- Recently, almost unprecedented changes or proposals for change have been made to the laws governing coal mining and coal seam gas activities in NSW. Land access arbitration arrangements are of particular importance to rural landholders
- The Walker Report has made 32 recommendations to improve the arbitration land access framework. In August, the government confirmed its intention to implement 31 of the 32 recommendations
- The chief scientist’s report released in September concluded that “there are no guarantees” and that it is “inevitable that the coal seam gas industry will have unintended consequences including … natural disasters”
- The implications of that conclusion for the laws of tort with respect to private (and potentially public) nuisance and negligence with respect to damages claims by landholders appear cause for concern. The implications may also extend to applications for injunctive relief against such impacts
The past 18 months have seen almost unprecedented legislative and regulatory change – and proposals for legislative change – with respect to the laws governing coal mining activities and coal seam gas (CSG). The proposed changes to land access arrangements have drawn particular attention because of their impact on rural landholders.
The Walker Report
In response to the complaints of rural landholders, and members of the NSW Law Society and Bar Association, on 15 April the government commissioned Bret Walker SC to review the land access arbitration process relating to exploration under the Mining Act (1992) and the Petroleum (Onshore) Act (1991) (the Acts). Walker SC’s subsequent report, entitled ‘Examination of the land access arbitration framework’, made 32 recommendations to improve the arbitration land access framework.
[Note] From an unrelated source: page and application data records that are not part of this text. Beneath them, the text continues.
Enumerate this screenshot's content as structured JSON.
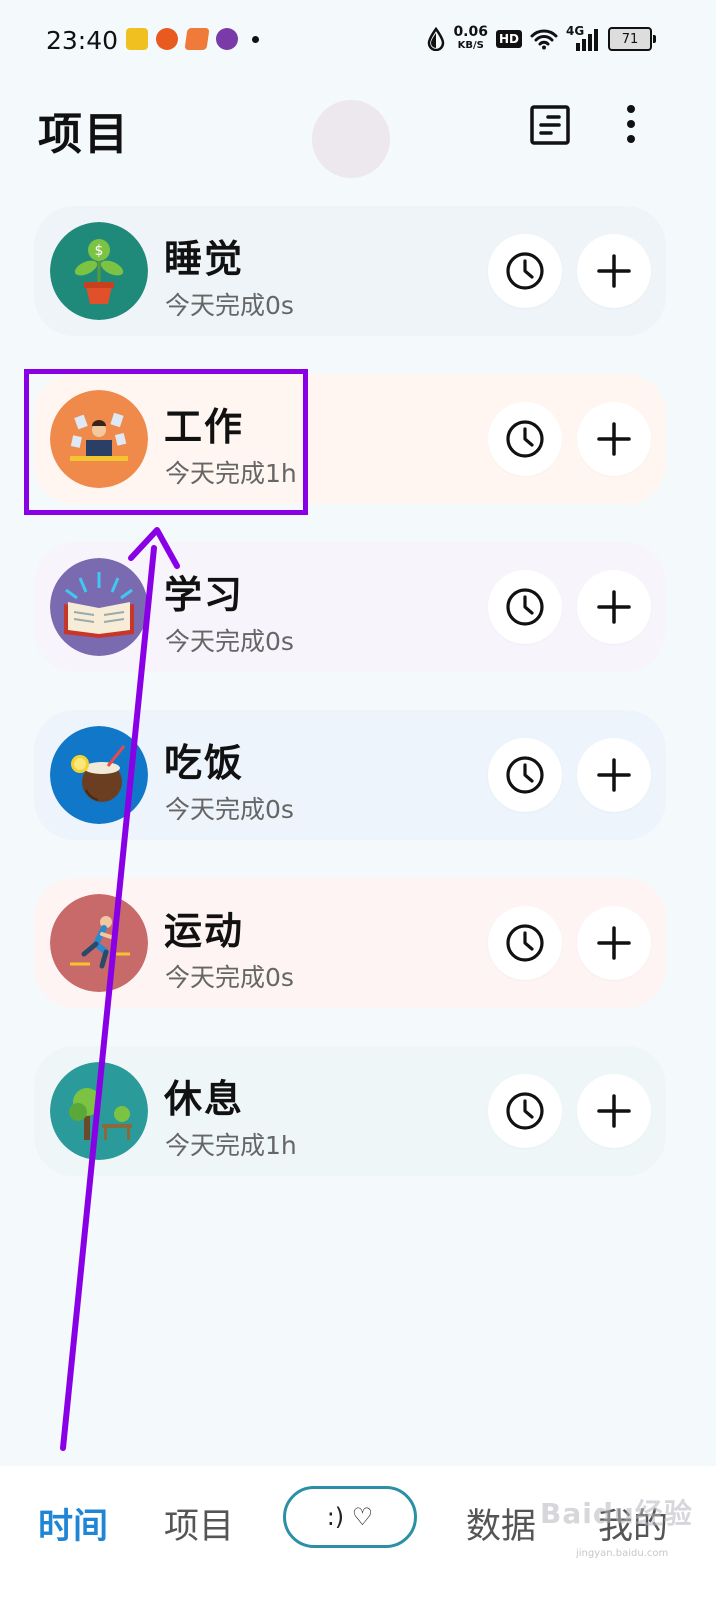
{
  "status_bar": {
    "time": "23:40",
    "net_speed": "0.06",
    "net_unit": "KB/S",
    "hd": "HD",
    "network": "4G",
    "battery": "71"
  },
  "header": {
    "title": "项目"
  },
  "projects": [
    {
      "name": "睡觉",
      "today": "今天完成0s",
      "bg": "#eef4f7",
      "icon_bg": "#1f8a7a"
    },
    {
      "name": "工作",
      "today": "今天完成1h",
      "bg": "#fff6f1",
      "icon_bg": "#f08a4b"
    },
    {
      "name": "学习",
      "today": "今天完成0s",
      "bg": "#f7f5fb",
      "icon_bg": "#7a6ab0"
    },
    {
      "name": "吃饭",
      "today": "今天完成0s",
      "bg": "#edf4fb",
      "icon_bg": "#1177c8"
    },
    {
      "name": "运动",
      "today": "今天完成0s",
      "bg": "#fdf4f3",
      "icon_bg": "#c86a6a"
    },
    {
      "name": "休息",
      "today": "今天完成1h",
      "bg": "#eff6f8",
      "icon_bg": "#2a9a9a"
    }
  ],
  "bottom_nav": {
    "time": "时间",
    "projects": "项目",
    "center": ":) ♡",
    "data": "数据",
    "mine": "我的"
  },
  "watermark": {
    "text": "Baidu经验",
    "sub": "jingyan.baidu.com"
  },
  "colors": {
    "accent": "#1f86d6",
    "highlight": "#8a00e6"
  }
}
In August, the government confirmed its intention to implement 31 of Mr Walker SC’s recommendations, and further consider his 32nd, that went beyond his terms of reference. Disappointingly, the recommendations which required legislative amendment will not be introduced to the Parliament until 2015.
Mr Walker SC’s recommendations fall within five broad topics:
- Qualifications for, and terms of appointment of, arbitrators (recommendations 1-11);
- Procedures and legal representation at mediation and arbitration (recommendations 12 – 18);
- “Significant improvements” (recommendations 19-24);
- Compensation (recommendations 25-28); and
- Appeals (29 – 31).
Recommendation 32 included consideration of ‘landholders accessing security deposits or the creation of a landholder rehabilitation fund in the event of an explorer causing damage’.
This is an important issue for landholders, and is submitted to be consistent with the September 2014 report into CSG of the chief scientist.